Fall under the spell of ten up-and-coming romance authors. When the clock strikes midnight on Halloween, you’ll want to read every one of these all-new, original novellas. From enchanted gardens to mystic curses, you’ll find something to make your spine shiver and your heart beat faster. Fall in love with a cursed werewolf, a heartbroken ghost, a true southern gentleman, and many more. There’s something for everyone, with contemporary romance, historical romance, paranormal and shifter romance.
Everyday is Halloween with this spellbinding collection! ~ Goodreads
Source: e-arc provided in exchange for an honest review
My thoughts: I’ve only read the first four stories so far but they were quite good for getting into the fall/Halloween spirit.
#1 - The Killing Touch by Elana Johnson had an old fashioned kind of feel – a gentleman courting his love interest – but turns much darker after tradgedy strikes.
#2 – One Touch of Silver by Elizabeth Cole was a lot of fun. Cursed werewolves, gothic vibe, romance.
#3 – Sweet Lavvy by Amanda Gale was a bittersweet tale told by a mysterious man to a younger man making a big life decision as a warning not to take advantage of the love you have. Nice message but not as spooky as the rest.

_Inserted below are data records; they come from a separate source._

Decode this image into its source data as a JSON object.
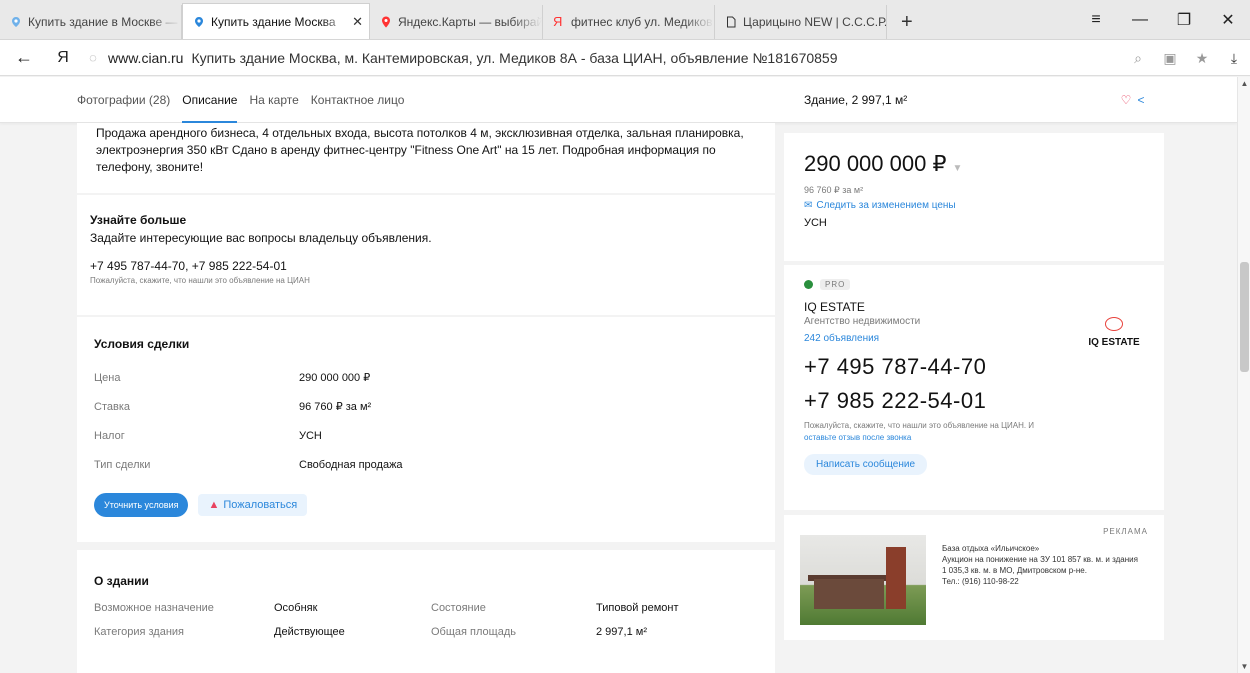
{
  "browser": {
    "tabs": [
      {
        "label": "Купить здание в Москве —",
        "icon": "cian-icon"
      },
      {
        "label": "Купить здание Москва",
        "icon": "cian-icon",
        "active": true
      },
      {
        "label": "Яндекс.Карты — выбирай",
        "icon": "yandex-maps-icon"
      },
      {
        "label": "фитнес клуб ул. Медиков",
        "icon": "yandex-icon"
      },
      {
        "label": "Царицыно NEW | С.С.С.Р.",
        "icon": "page-icon"
      }
    ],
    "new_tab": "+",
    "window_controls": [
      "≡",
      "—",
      "❐",
      "✕"
    ],
    "url_domain": "www.cian.ru",
    "page_title": "Купить здание Москва, м. Кантемировская, ул. Медиков 8А - база ЦИАН, объявление №181670859",
    "back": "←",
    "ylogo": "Я"
  },
  "nav": {
    "links": [
      "Фотографии (28)",
      "Описание",
      "На карте",
      "Контактное лицо"
    ],
    "summary": "Здание, 2 997,1 м²"
  },
  "description": {
    "text": "Продажа арендного бизнеса, 4 отдельных входа, высота потолков 4 м, эксклюзивная отделка, зальная планировка, электроэнергия 350 кВт Сдано в аренду фитнес-центру \"Fitness One Art\" на 15 лет. Подробная информация по телефону, звоните!"
  },
  "more": {
    "title": "Узнайте больше",
    "question": "Задайте интересующие вас вопросы владельцу объявления.",
    "phones": "+7 495 787-44-70, +7 985 222-54-01",
    "note": "Пожалуйста, скажите, что нашли это объявление на ЦИАН"
  },
  "deal": {
    "title": "Условия сделки",
    "rows": [
      {
        "k": "Цена",
        "v": "290 000 000 ₽"
      },
      {
        "k": "Ставка",
        "v": "96 760 ₽ за м²"
      },
      {
        "k": "Налог",
        "v": "УСН"
      },
      {
        "k": "Тип сделки",
        "v": "Свободная продажа"
      }
    ],
    "btn_clarify": "Уточнить условия",
    "btn_complain": "Пожаловаться"
  },
  "building": {
    "title": "О здании",
    "rows": [
      {
        "k1": "Возможное назначение",
        "v1": "Особняк",
        "k2": "Состояние",
        "v2": "Типовой ремонт"
      },
      {
        "k1": "Категория здания",
        "v1": "Действующее",
        "k2": "Общая площадь",
        "v2": "2 997,1 м²"
      }
    ]
  },
  "price": {
    "amount": "290 000 000 ₽",
    "per_m": "96 760 ₽ за м²",
    "follow": "Следить за изменением цены",
    "tax": "УСН"
  },
  "agent": {
    "pro": "PRO",
    "name": "IQ ESTATE",
    "type": "Агентство недвижимости",
    "count": "242 объявления",
    "logo_text": "IQ ESTATE",
    "phone1": "+7 495 787-44-70",
    "phone2": "+7 985 222-54-01",
    "note_a": "Пожалуйста, скажите, что нашли это объявление на ЦИАН. И ",
    "note_link": "оставьте отзыв после звонка",
    "message_btn": "Написать сообщение"
  },
  "ad": {
    "label": "РЕКЛАМА",
    "title": "База отдыха «Ильичское»",
    "text": "Аукцион на понижение на ЗУ 101 857 кв. м. и здания 1 035,3 кв. м. в МО, Дмитровском р-не.",
    "phone": "Тел.: (916) 110-98-22"
  },
  "colors": {
    "accent": "#2b87db",
    "heart": "#e84260",
    "pro_check": "#2a8f3d"
  }
}
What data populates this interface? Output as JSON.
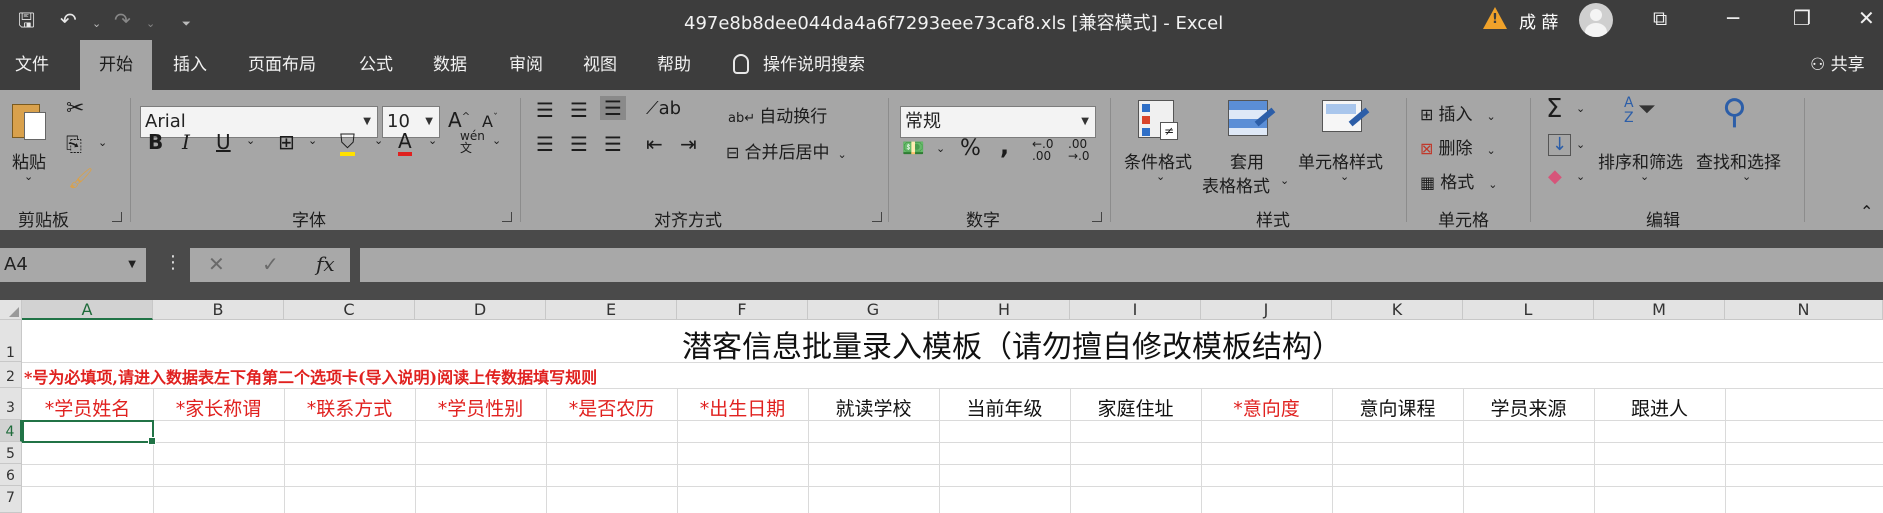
{
  "titlebar": {
    "doc_title": "497e8b8dee044da4a6f7293eee73caf8.xls  [兼容模式]  -  Excel",
    "user_name": "成 薛",
    "icons": [
      "save-icon",
      "undo-icon",
      "redo-icon",
      "customize-icon",
      "warning-icon",
      "avatar",
      "ribbon-display-icon",
      "minimize-icon",
      "restore-icon",
      "close-icon"
    ]
  },
  "tabs": [
    {
      "label": "文件"
    },
    {
      "label": "开始",
      "active": true
    },
    {
      "label": "插入"
    },
    {
      "label": "页面布局"
    },
    {
      "label": "公式"
    },
    {
      "label": "数据"
    },
    {
      "label": "审阅"
    },
    {
      "label": "视图"
    },
    {
      "label": "帮助"
    }
  ],
  "tell_me": "操作说明搜索",
  "share": "共享",
  "ribbon": {
    "clipboard": {
      "paste": "粘贴",
      "label": "剪贴板"
    },
    "font": {
      "name": "Arial",
      "size": "10",
      "bold": "B",
      "italic": "I",
      "underline": "U",
      "label": "字体"
    },
    "alignment": {
      "wrap": "自动换行",
      "merge": "合并后居中",
      "label": "对齐方式"
    },
    "number": {
      "format": "常规",
      "percent": "%",
      "comma": ",",
      "label": "数字"
    },
    "styles": {
      "conditional": "条件格式",
      "table_line1": "套用",
      "table_line2": "表格格式",
      "cell_styles": "单元格样式",
      "label": "样式"
    },
    "cells": {
      "insert": "插入",
      "delete": "删除",
      "format": "格式",
      "label": "单元格"
    },
    "editing": {
      "sort": "排序和筛选",
      "find": "查找和选择",
      "label": "编辑"
    }
  },
  "formula_bar": {
    "name_box": "A4",
    "fx": "fx",
    "value": ""
  },
  "sheet": {
    "columns": [
      "A",
      "B",
      "C",
      "D",
      "E",
      "F",
      "G",
      "H",
      "I",
      "J",
      "K",
      "L",
      "M",
      "N"
    ],
    "rows": [
      "1",
      "2",
      "3",
      "4",
      "5",
      "6",
      "7"
    ],
    "title": "潜客信息批量录入模板（请勿擅自修改模板结构）",
    "note": "*号为必填项,请进入数据表左下角第二个选项卡(导入说明)阅读上传数据填写规则",
    "headers": [
      {
        "text": "*学员姓名",
        "required": true
      },
      {
        "text": "*家长称谓",
        "required": true
      },
      {
        "text": "*联系方式",
        "required": true
      },
      {
        "text": "*学员性别",
        "required": true
      },
      {
        "text": "*是否农历",
        "required": true
      },
      {
        "text": "*出生日期",
        "required": true
      },
      {
        "text": "就读学校",
        "required": false
      },
      {
        "text": "当前年级",
        "required": false
      },
      {
        "text": "家庭住址",
        "required": false
      },
      {
        "text": "*意向度",
        "required": true
      },
      {
        "text": "意向课程",
        "required": false
      },
      {
        "text": "学员来源",
        "required": false
      },
      {
        "text": "跟进人",
        "required": false
      }
    ],
    "selected_cell": "A4",
    "required_color": "#e0211f",
    "accent": "#217346"
  }
}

#4 – To Hell with Love by G.G. Andrews. Andrews is the reason I read this antho and hers is my favorite of the group (so far). Fun, sexy, Greek mythology, curses, BOOKS and romance.
I do plan on reading the other 4 stories and reviewing on Goodreads – but probably closer to Halloween…mood reader lol but wanted to let you all know about it in the meantime.

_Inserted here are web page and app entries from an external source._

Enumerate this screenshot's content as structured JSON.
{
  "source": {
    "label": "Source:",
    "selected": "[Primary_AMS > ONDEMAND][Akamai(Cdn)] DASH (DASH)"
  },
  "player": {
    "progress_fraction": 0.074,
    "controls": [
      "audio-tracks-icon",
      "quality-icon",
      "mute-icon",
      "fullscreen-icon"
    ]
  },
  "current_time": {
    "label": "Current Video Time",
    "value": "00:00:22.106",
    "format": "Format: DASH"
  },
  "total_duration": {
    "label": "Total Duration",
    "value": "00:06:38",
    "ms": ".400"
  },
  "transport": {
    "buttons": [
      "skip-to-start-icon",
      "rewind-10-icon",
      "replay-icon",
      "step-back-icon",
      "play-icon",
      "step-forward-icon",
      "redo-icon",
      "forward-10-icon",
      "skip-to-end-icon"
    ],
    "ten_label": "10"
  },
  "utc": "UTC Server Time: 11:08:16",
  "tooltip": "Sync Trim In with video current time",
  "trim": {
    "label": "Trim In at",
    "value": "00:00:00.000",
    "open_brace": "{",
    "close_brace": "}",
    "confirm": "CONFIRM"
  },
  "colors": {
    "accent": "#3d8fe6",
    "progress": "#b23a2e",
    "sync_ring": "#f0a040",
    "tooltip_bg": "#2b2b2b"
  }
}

Overexposed (In Focus #4) by Megan Erickson
Love runs wild on the Appalachian Trail in the latest from the author of Out of Frame and Focus on Me...

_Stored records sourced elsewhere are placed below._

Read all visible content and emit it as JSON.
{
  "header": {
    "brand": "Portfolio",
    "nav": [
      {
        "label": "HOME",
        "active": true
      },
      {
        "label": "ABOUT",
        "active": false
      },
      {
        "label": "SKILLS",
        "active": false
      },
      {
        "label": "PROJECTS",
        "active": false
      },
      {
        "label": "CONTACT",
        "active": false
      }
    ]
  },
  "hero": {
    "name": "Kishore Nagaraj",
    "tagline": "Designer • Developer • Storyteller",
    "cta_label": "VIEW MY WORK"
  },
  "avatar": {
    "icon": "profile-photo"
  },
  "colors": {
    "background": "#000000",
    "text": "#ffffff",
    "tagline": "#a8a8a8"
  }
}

Levi Grainger needs a break. As a reality show star, he’s had enough of the spotlight and being edited into a walking stereotype. When he returns home after the last season of Trip League, he expects to spend time with his family, only to learn his sister is coming back from her deployment in a flag-draped casket. Devastated, Levi decides the best way to grieve will be to go off grid and hike the Appalachian Trail—a trip he'd planned to do with his sister.
His solitary existence on the trail is interrupted when he meets Thad, a quiet man with a hard body and intense eyes. Their connection is stronger than anything Levi has ever experienced. But when Levi discovers the truth about what Thad is hiking to escape, their future together looks uncertain, and uncertainty is the last thing Levi needs. ~ Goodreads
Source: ARC- via Netgalley in exchange for an honest review
Thoughts: It’s Megan Erickson people – go read it! Ok – you probably need a little more. Overexposed is another emotional, heartfelt addition to the In Focus series with the Appalachian Trail as a backdrop to Levi and Thad’s haunting memories and blossoming friendship/romance.The In Focus series is one of all time favorite LGBQT/NA series. This is book #4 but can be read as a stand alone and I’m REALLY hoping that a certain character, who’s kind of an asshole but I liked him, gets his own book.